WHAT IS NEEDED — Everything in the data that follows has to be repeated verbatim.

═══ DATA IN THIS EXERCISE

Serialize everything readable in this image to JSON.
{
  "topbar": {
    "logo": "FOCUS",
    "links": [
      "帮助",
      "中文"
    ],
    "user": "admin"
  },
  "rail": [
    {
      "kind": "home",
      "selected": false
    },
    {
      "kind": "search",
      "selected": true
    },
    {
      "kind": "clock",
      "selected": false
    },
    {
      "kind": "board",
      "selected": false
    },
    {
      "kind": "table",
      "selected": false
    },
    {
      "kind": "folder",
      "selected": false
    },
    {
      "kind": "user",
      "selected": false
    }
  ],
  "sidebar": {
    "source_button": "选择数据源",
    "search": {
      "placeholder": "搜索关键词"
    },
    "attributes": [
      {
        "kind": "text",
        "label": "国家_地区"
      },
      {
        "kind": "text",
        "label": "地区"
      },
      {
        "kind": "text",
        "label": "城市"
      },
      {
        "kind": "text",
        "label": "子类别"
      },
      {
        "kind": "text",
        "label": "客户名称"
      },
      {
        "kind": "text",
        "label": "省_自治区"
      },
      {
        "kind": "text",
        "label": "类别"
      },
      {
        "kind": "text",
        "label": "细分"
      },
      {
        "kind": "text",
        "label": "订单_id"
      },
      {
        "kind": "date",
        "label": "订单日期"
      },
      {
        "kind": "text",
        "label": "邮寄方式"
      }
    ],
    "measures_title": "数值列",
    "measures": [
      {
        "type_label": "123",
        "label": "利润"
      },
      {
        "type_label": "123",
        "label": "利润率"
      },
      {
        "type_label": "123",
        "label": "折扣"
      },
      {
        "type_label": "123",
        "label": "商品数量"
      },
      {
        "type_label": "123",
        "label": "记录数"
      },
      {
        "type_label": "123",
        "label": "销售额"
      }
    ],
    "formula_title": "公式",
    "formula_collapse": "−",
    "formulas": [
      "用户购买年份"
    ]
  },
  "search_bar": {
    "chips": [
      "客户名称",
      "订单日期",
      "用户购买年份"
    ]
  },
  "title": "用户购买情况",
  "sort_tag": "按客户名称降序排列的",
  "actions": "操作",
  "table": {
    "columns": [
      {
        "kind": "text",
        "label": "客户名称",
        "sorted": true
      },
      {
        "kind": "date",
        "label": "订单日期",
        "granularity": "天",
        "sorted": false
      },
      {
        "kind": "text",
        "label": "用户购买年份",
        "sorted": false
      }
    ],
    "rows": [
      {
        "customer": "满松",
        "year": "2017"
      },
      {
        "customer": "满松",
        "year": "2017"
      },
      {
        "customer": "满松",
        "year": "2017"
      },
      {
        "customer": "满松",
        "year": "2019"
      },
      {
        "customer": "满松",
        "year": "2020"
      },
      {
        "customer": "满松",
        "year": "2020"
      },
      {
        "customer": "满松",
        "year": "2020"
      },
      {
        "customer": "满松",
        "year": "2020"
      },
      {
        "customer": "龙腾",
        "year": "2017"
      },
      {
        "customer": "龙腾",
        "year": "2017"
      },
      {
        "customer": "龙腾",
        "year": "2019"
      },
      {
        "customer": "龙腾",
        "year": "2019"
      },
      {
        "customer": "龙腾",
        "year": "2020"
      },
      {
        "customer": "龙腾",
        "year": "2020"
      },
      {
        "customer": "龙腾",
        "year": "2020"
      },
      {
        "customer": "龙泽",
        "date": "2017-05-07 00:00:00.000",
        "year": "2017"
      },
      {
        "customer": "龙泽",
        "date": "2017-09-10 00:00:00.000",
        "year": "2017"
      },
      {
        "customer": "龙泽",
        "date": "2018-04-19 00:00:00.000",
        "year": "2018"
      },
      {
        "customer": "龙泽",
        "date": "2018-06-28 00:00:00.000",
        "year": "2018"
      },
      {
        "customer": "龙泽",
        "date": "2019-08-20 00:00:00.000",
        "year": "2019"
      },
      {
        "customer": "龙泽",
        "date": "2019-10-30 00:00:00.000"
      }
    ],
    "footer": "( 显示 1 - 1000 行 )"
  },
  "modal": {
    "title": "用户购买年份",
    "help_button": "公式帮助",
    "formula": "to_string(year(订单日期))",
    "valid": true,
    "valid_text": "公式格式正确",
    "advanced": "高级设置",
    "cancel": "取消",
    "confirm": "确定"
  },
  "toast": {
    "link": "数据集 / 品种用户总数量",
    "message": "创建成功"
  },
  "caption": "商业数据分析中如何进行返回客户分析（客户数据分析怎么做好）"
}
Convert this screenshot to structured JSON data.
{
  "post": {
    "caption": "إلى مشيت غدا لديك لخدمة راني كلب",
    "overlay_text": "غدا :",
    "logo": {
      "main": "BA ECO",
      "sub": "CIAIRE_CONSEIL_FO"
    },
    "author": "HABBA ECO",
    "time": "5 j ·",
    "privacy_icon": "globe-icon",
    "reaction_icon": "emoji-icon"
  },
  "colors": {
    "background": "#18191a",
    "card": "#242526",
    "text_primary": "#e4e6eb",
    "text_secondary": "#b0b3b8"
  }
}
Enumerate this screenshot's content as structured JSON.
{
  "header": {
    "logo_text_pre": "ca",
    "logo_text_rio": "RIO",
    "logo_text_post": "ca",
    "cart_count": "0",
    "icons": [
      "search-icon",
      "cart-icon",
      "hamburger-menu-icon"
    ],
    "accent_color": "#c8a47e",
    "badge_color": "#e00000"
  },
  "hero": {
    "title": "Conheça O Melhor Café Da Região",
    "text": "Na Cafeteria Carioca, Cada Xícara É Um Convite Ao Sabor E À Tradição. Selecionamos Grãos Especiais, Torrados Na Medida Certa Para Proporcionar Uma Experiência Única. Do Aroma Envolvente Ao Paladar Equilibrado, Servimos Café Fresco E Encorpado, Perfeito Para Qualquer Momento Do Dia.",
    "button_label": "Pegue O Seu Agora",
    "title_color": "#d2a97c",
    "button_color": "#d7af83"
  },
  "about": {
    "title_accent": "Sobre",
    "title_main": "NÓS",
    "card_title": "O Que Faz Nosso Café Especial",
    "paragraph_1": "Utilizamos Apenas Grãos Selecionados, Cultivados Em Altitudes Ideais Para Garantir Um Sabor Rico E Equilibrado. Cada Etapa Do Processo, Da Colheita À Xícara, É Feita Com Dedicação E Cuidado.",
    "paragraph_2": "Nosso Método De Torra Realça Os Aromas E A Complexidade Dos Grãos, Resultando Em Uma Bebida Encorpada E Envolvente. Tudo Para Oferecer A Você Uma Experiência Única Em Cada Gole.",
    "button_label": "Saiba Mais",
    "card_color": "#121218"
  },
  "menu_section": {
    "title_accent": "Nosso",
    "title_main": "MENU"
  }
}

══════

TASK RESULT —
Serialize everything readable in this image to JSON.
{
  "topbar": {
    "logo": "FOCUS",
    "links": [
      "帮助",
      "中文"
    ],
    "user": "admin"
  },
  "rail": [
    {
      "kind": "home",
      "selected": false
    },
    {
      "kind": "search",
      "selected": true
    },
    {
      "kind": "clock",
      "selected": false
    },
    {
      "kind": "board",
      "selected": false
    },
    {
      "kind": "table",
      "selected": false
    },
    {
      "kind": "folder",
      "selected": false
    },
    {
      "kind": "user",
      "selected": false
    }
  ],
  "sidebar": {
    "source_button": "选择数据源",
    "search": {
      "placeholder": "搜索关键词"
    },
    "attributes": [
      {
        "kind": "text",
        "label": "国家_地区"
      },
      {
        "kind": "text",
        "label": "地区"
      },
      {
        "kind": "text",
        "label": "城市"
      },
      {
        "kind": "text",
        "label": "子类别"
      },
      {
        "kind": "text",
        "label": "客户名称"
      },
      {
        "kind": "text",
        "label": "省_自治区"
      },
      {
        "kind": "text",
        "label": "类别"
      },
      {
        "kind": "text",
        "label": "细分"
      },
      {
        "kind": "text",
        "label": "订单_id"
      },
      {
        "kind": "date",
        "label": "订单日期"
      },
      {
        "kind": "text",
        "label": "邮寄方式"
      }
    ],
    "measures_title": "数值列",
    "measures": [
      {
        "type_label": "123",
        "label": "利润"
      },
      {
        "type_label": "123",
        "label": "利润率"
      },
      {
        "type_label": "123",
        "label": "折扣"
      },
      {
        "type_label": "123",
        "label": "商品数量"
      },
      {
        "type_label": "123",
        "label": "记录数"
      },
      {
        "type_label": "123",
        "label": "销售额"
      }
    ],
    "formula_title": "公式",
    "formula_collapse": "−",
    "formulas": [
      "用户购买年份"
    ]
  },
  "search_bar": {
    "chips": [
      "客户名称",
      "订单日期",
      "用户购买年份"
    ]
  },
  "title": "用户购买情况",
  "sort_tag": "按客户名称降序排列的",
  "actions": "操作",
  "table": {
    "columns": [
      {
        "kind": "text",
        "label": "客户名称",
        "sorted": true
      },
      {
        "kind": "date",
        "label": "订单日期",
        "granularity": "天",
        "sorted": false
      },
      {
        "kind": "text",
        "label": "用户购买年份",
        "sorted": false
      }
    ],
    "rows": [
      {
        "customer": "满松",
        "year": "2017"
      },
      {
        "customer": "满松",
        "year": "2017"
      },
      {
        "customer": "满松",
        "year": "2017"
      },
      {
        "customer": "满松",
        "year": "2019"
      },
      {
        "customer": "满松",
        "year": "2020"
      },
      {
        "customer": "满松",
        "year": "2020"
      },
      {
        "customer": "满松",
        "year": "2020"
      },
      {
        "customer": "满松",
        "year": "2020"
      },
      {
        "customer": "龙腾",
        "year": "2017"
      },
      {
        "customer": "龙腾",
        "year": "2017"
      },
      {
        "customer": "龙腾",
        "year": "2019"
      },
      {
        "customer": "龙腾",
        "year": "2019"
      },
      {
        "customer": "龙腾",
        "year": "2020"
      },
      {
        "customer": "龙腾",
        "year": "2020"
      },
      {
        "customer": "龙腾",
        "year": "2020"
      },
      {
        "customer": "龙泽",
        "date": "2017-05-07 00:00:00.000",
        "year": "2017"
      },
      {
        "customer": "龙泽",
        "date": "2017-09-10 00:00:00.000",
        "year": "2017"
      },
      {
        "customer": "龙泽",
        "date": "2018-04-19 00:00:00.000",
        "year": "2018"
      },
      {
        "customer": "龙泽",
        "date": "2018-06-28 00:00:00.000",
        "year": "2018"
      },
      {
        "customer": "龙泽",
        "date": "2019-08-20 00:00:00.000",
        "year": "2019"
      },
      {
        "customer": "龙泽",
        "date": "2019-10-30 00:00:00.000"
      }
    ],
    "footer": "( 显示 1 - 1000 行 )"
  },
  "modal": {
    "title": "用户购买年份",
    "help_button": "公式帮助",
    "formula": "to_string(year(订单日期))",
    "valid": true,
    "valid_text": "公式格式正确",
    "advanced": "高级设置",
    "cancel": "取消",
    "confirm": "确定"
  },
  "toast": {
    "link": "数据集 / 品种用户总数量",
    "message": "创建成功"
  },
  "caption": "商业数据分析中如何进行返回客户分析（客户数据分析怎么做好）"
}
Convert this screenshot to structured JSON data.
{
  "post": {
    "caption": "إلى مشيت غدا لديك لخدمة راني كلب",
    "overlay_text": "غدا :",
    "logo": {
      "main": "BA ECO",
      "sub": "CIAIRE_CONSEIL_FO"
    },
    "author": "HABBA ECO",
    "time": "5 j ·",
    "privacy_icon": "globe-icon",
    "reaction_icon": "emoji-icon"
  },
  "colors": {
    "background": "#18191a",
    "card": "#242526",
    "text_primary": "#e4e6eb",
    "text_secondary": "#b0b3b8"
  }
}
Enumerate this screenshot's content as structured JSON.
{
  "header": {
    "logo_text_pre": "ca",
    "logo_text_rio": "RIO",
    "logo_text_post": "ca",
    "cart_count": "0",
    "icons": [
      "search-icon",
      "cart-icon",
      "hamburger-menu-icon"
    ],
    "accent_color": "#c8a47e",
    "badge_color": "#e00000"
  },
  "hero": {
    "title": "Conheça O Melhor Café Da Região",
    "text": "Na Cafeteria Carioca, Cada Xícara É Um Convite Ao Sabor E À Tradição. Selecionamos Grãos Especiais, Torrados Na Medida Certa Para Proporcionar Uma Experiência Única. Do Aroma Envolvente Ao Paladar Equilibrado, Servimos Café Fresco E Encorpado, Perfeito Para Qualquer Momento Do Dia.",
    "button_label": "Pegue O Seu Agora",
    "title_color": "#d2a97c",
    "button_color": "#d7af83"
  },
  "about": {
    "title_accent": "Sobre",
    "title_main": "NÓS",
    "card_title": "O Que Faz Nosso Café Especial",
    "paragraph_1": "Utilizamos Apenas Grãos Selecionados, Cultivados Em Altitudes Ideais Para Garantir Um Sabor Rico E Equilibrado. Cada Etapa Do Processo, Da Colheita À Xícara, É Feita Com Dedicação E Cuidado.",
    "paragraph_2": "Nosso Método De Torra Realça Os Aromas E A Complexidade Dos Grãos, Resultando Em Uma Bebida Encorpada E Envolvente. Tudo Para Oferecer A Você Uma Experiência Única Em Cada Gole.",
    "button_label": "Saiba Mais",
    "card_color": "#121218"
  },
  "menu_section": {
    "title_accent": "Nosso",
    "title_main": "MENU"
  }
}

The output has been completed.